Two color guards and color bearers of the Japanese-American 442nd Combat Team stand at attention while their citations are read. They are standing on the ground of Bruyeres, France, where many of their comrades fell.
Remains of Dalton Wells, a National Register of Historic Places listing in Utah
Grandfather and grandson at Manzanar, July 2, 1942
Gordon Hirabayashi's Medal of Freedom and certificate
Flag of allegiance pledge at Raphael Weill Public School, Geary and Buchanan Streets, San Francisco, April 20, 1942
Teacher Lily Namimoto and her second grade class
Fourth grade class in barracks 3-4-B at Rohwer
General office in the high school at Rohwer
Senior physics class in barracks 11-F at the temporary high school quarters
A part of the brass section of the high school band
A baseball game at Manzanar. Picture by Ansel Adams, c. 1943.
Smithsonian photo of softball from the Heart Mountain Relocation Center
A basketball game at the Rohwer Relocation Center
A group of girls around a puppy at a football game
A tense moment in a football game between the Stockton and Santa Anita teams
A judo class at Rohwer. Classes were held every afternoon and evening.

Today, the incarceration is considered to have been a manifestation of racism.

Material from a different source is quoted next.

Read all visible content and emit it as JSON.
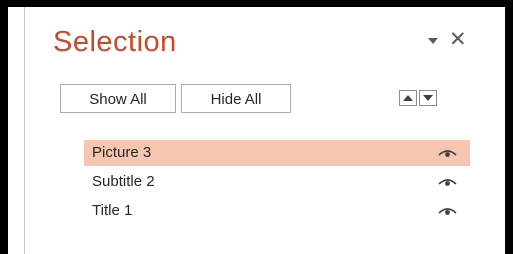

Almost 120,000 Japanese Americans and resident Japanese aliens were eventually removed from their homes on the West Coast and Southern Arizona as part of the single largest forced relocation in U.S. history.